[WORK INSTRUCTIONS] Could you return every record below exactly as it is written?

───── SOURCE INFORMATION

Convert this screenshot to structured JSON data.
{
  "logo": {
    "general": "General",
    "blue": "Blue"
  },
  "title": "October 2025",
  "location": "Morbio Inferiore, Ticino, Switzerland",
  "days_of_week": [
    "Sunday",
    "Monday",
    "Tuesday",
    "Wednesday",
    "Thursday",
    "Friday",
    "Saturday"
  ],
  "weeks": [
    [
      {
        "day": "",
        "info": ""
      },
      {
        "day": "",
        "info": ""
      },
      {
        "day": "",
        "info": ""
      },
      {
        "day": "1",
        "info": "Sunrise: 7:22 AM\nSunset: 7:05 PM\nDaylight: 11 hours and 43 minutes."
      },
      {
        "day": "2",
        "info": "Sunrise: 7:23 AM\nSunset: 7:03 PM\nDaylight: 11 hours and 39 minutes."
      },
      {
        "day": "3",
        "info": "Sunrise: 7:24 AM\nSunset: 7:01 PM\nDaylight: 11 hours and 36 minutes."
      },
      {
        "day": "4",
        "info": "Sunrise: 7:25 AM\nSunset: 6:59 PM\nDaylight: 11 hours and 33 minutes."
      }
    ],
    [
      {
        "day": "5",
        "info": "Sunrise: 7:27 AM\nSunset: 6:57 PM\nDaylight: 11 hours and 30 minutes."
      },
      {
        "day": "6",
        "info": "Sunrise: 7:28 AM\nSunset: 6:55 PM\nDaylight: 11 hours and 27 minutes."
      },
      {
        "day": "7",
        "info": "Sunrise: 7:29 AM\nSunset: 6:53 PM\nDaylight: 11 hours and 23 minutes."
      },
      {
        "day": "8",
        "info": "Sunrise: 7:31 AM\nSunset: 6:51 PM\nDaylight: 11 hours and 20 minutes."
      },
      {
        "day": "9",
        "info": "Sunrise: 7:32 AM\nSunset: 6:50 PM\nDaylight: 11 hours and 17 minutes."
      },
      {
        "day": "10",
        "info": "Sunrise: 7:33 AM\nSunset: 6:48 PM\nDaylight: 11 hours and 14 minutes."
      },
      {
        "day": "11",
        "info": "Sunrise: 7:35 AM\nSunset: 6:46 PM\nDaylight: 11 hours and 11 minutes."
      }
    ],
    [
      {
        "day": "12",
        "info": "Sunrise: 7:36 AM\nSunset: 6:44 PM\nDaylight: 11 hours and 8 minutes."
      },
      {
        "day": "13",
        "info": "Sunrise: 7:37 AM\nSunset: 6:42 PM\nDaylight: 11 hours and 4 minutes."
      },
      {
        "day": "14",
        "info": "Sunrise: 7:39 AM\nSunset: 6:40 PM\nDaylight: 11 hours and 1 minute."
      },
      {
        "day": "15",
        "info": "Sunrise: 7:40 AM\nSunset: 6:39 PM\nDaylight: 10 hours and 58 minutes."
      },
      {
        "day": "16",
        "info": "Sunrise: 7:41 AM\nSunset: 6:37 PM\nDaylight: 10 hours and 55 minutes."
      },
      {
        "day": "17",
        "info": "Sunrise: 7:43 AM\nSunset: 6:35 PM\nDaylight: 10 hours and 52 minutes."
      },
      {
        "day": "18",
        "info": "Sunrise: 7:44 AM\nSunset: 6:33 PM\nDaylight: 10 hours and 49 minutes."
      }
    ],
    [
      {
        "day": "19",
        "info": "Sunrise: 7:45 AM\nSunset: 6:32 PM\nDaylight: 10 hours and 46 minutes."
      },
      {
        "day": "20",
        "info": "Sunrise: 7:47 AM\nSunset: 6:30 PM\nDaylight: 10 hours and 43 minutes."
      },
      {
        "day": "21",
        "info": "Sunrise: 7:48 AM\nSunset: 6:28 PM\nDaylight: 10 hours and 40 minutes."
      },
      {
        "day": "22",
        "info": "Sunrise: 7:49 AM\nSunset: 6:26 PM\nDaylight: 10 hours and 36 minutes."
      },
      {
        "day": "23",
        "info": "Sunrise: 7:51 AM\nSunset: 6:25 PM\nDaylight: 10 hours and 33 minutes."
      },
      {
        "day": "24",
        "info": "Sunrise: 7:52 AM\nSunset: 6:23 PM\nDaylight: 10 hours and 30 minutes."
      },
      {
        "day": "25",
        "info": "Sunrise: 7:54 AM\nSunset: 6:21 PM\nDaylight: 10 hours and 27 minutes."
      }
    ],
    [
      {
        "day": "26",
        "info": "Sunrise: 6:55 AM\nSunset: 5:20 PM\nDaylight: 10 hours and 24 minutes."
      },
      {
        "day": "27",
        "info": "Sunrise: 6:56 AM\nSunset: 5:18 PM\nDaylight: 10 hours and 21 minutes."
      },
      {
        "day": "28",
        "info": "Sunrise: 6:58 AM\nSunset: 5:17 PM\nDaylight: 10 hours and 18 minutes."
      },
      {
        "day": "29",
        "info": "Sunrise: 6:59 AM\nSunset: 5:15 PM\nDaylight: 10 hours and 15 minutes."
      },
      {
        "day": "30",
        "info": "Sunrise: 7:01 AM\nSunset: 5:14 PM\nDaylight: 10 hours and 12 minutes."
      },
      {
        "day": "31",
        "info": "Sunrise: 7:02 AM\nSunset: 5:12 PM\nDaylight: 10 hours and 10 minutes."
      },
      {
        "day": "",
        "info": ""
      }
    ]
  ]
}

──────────

[EXPECTED ANSWER]
Convert this screenshot to structured JSON data.
{
  "logo": {
    "general": "General",
    "blue": "Blue"
  },
  "title": "October 2025",
  "location": "Morbio Inferiore, Ticino, Switzerland",
  "days_of_week": [
    "Sunday",
    "Monday",
    "Tuesday",
    "Wednesday",
    "Thursday",
    "Friday",
    "Saturday"
  ],
  "weeks": [
    [
      {
        "day": "",
        "info": ""
      },
      {
        "day": "",
        "info": ""
      },
      {
        "day": "",
        "info": ""
      },
      {
        "day": "1",
        "info": "Sunrise: 7:22 AM\nSunset: 7:05 PM\nDaylight: 11 hours and 43 minutes."
      },
      {
        "day": "2",
        "info": "Sunrise: 7:23 AM\nSunset: 7:03 PM\nDaylight: 11 hours and 39 minutes."
      },
      {
        "day": "3",
        "info": "Sunrise: 7:24 AM\nSunset: 7:01 PM\nDaylight: 11 hours and 36 minutes."
      },
      {
        "day": "4",
        "info": "Sunrise: 7:25 AM\nSunset: 6:59 PM\nDaylight: 11 hours and 33 minutes."
      }
    ],
    [
      {
        "day": "5",
        "info": "Sunrise: 7:27 AM\nSunset: 6:57 PM\nDaylight: 11 hours and 30 minutes."
      },
      {
        "day": "6",
        "info": "Sunrise: 7:28 AM\nSunset: 6:55 PM\nDaylight: 11 hours and 27 minutes."
      },
      {
        "day": "7",
        "info": "Sunrise: 7:29 AM\nSunset: 6:53 PM\nDaylight: 11 hours and 23 minutes."
      },
      {
        "day": "8",
        "info": "Sunrise: 7:31 AM\nSunset: 6:51 PM\nDaylight: 11 hours and 20 minutes."
      },
      {
        "day": "9",
        "info": "Sunrise: 7:32 AM\nSunset: 6:50 PM\nDaylight: 11 hours and 17 minutes."
      },
      {
        "day": "10",
        "info": "Sunrise: 7:33 AM\nSunset: 6:48 PM\nDaylight: 11 hours and 14 minutes."
      },
      {
        "day": "11",
        "info": "Sunrise: 7:35 AM\nSunset: 6:46 PM\nDaylight: 11 hours and 11 minutes."
      }
    ],
    [
      {
        "day": "12",
        "info": "Sunrise: 7:36 AM\nSunset: 6:44 PM\nDaylight: 11 hours and 8 minutes."
      },
      {
        "day": "13",
        "info": "Sunrise: 7:37 AM\nSunset: 6:42 PM\nDaylight: 11 hours and 4 minutes."
      },
      {
        "day": "14",
        "info": "Sunrise: 7:39 AM\nSunset: 6:40 PM\nDaylight: 11 hours and 1 minute."
      },
      {
        "day": "15",
        "info": "Sunrise: 7:40 AM\nSunset: 6:39 PM\nDaylight: 10 hours and 58 minutes."
      },
      {
        "day": "16",
        "info": "Sunrise: 7:41 AM\nSunset: 6:37 PM\nDaylight: 10 hours and 55 minutes."
      },
      {
        "day": "17",
        "info": "Sunrise: 7:43 AM\nSunset: 6:35 PM\nDaylight: 10 hours and 52 minutes."
      },
      {
        "day": "18",
        "info": "Sunrise: 7:44 AM\nSunset: 6:33 PM\nDaylight: 10 hours and 49 minutes."
      }
    ],
    [
      {
        "day": "19",
        "info": "Sunrise: 7:45 AM\nSunset: 6:32 PM\nDaylight: 10 hours and 46 minutes."
      },
      {
        "day": "20",
        "info": "Sunrise: 7:47 AM\nSunset: 6:30 PM\nDaylight: 10 hours and 43 minutes."
      },
      {
        "day": "21",
        "info": "Sunrise: 7:48 AM\nSunset: 6:28 PM\nDaylight: 10 hours and 40 minutes."
      },
      {
        "day": "22",
        "info": "Sunrise: 7:49 AM\nSunset: 6:26 PM\nDaylight: 10 hours and 36 minutes."
      },
      {
        "day": "23",
        "info": "Sunrise: 7:51 AM\nSunset: 6:25 PM\nDaylight: 10 hours and 33 minutes."
      },
      {
        "day": "24",
        "info": "Sunrise: 7:52 AM\nSunset: 6:23 PM\nDaylight: 10 hours and 30 minutes."
      },
      {
        "day": "25",
        "info": "Sunrise: 7:54 AM\nSunset: 6:21 PM\nDaylight: 10 hours and 27 minutes."
      }
    ],
    [
      {
        "day": "26",
        "info": "Sunrise: 6:55 AM\nSunset: 5:20 PM\nDaylight: 10 hours and 24 minutes."
      },
      {
        "day": "27",
        "info": "Sunrise: 6:56 AM\nSunset: 5:18 PM\nDaylight: 10 hours and 21 minutes."
      },
      {
        "day": "28",
        "info": "Sunrise: 6:58 AM\nSunset: 5:17 PM\nDaylight: 10 hours and 18 minutes."
      },
      {
        "day": "29",
        "info": "Sunrise: 6:59 AM\nSunset: 5:15 PM\nDaylight: 10 hours and 15 minutes."
      },
      {
        "day": "30",
        "info": "Sunrise: 7:01 AM\nSunset: 5:14 PM\nDaylight: 10 hours and 12 minutes."
      },
      {
        "day": "31",
        "info": "Sunrise: 7:02 AM\nSunset: 5:12 PM\nDaylight: 10 hours and 10 minutes."
      },
      {
        "day": "",
        "info": ""
      }
    ]
  ]
}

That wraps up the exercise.